In the listing below, count the lines that contain the string "text", and state that number without further words.

## Data extract
☆ ☆ ☆

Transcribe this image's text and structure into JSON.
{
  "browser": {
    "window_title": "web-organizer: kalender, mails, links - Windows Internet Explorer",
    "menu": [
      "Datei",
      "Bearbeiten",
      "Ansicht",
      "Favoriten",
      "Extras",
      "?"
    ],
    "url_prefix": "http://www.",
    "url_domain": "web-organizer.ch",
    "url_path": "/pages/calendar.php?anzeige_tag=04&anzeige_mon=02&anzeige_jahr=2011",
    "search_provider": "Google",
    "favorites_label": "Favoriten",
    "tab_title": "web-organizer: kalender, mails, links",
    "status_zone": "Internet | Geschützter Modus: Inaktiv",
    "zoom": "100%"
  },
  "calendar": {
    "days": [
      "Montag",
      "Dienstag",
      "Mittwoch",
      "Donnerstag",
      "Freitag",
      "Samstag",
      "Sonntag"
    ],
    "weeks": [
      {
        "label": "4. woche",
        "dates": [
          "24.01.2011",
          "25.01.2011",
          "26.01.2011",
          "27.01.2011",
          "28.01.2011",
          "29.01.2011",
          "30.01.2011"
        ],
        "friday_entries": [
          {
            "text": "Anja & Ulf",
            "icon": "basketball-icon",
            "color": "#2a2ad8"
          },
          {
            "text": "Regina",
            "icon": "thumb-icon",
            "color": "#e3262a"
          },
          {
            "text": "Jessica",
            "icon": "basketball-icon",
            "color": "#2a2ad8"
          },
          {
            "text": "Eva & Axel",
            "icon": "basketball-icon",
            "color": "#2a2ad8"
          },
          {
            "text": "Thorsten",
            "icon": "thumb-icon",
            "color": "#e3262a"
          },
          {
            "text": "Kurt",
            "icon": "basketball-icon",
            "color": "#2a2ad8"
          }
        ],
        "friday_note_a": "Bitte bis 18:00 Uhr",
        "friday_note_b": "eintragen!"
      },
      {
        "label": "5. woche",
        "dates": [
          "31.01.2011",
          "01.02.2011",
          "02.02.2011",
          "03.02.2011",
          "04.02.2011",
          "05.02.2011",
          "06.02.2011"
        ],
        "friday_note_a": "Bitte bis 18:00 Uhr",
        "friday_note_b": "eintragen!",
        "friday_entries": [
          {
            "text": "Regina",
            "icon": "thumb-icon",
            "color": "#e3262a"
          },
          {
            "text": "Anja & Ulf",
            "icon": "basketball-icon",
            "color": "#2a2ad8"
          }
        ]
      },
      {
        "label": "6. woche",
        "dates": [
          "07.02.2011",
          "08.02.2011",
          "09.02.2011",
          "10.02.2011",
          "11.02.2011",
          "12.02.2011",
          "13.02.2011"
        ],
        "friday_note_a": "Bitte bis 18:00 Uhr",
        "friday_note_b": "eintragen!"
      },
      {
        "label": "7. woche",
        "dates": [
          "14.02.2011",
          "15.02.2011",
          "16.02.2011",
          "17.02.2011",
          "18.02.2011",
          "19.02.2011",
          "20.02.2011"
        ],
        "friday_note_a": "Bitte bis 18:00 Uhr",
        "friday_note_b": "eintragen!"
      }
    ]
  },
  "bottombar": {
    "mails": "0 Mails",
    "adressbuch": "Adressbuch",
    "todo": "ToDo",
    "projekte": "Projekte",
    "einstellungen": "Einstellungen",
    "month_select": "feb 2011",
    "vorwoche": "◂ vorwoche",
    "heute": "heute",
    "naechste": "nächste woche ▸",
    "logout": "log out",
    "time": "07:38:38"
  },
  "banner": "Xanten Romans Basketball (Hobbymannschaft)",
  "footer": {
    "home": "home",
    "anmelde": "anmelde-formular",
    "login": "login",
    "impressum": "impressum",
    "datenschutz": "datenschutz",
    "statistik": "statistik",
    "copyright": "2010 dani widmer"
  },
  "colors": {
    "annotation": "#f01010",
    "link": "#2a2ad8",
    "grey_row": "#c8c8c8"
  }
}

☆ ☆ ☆

## Exercise output
9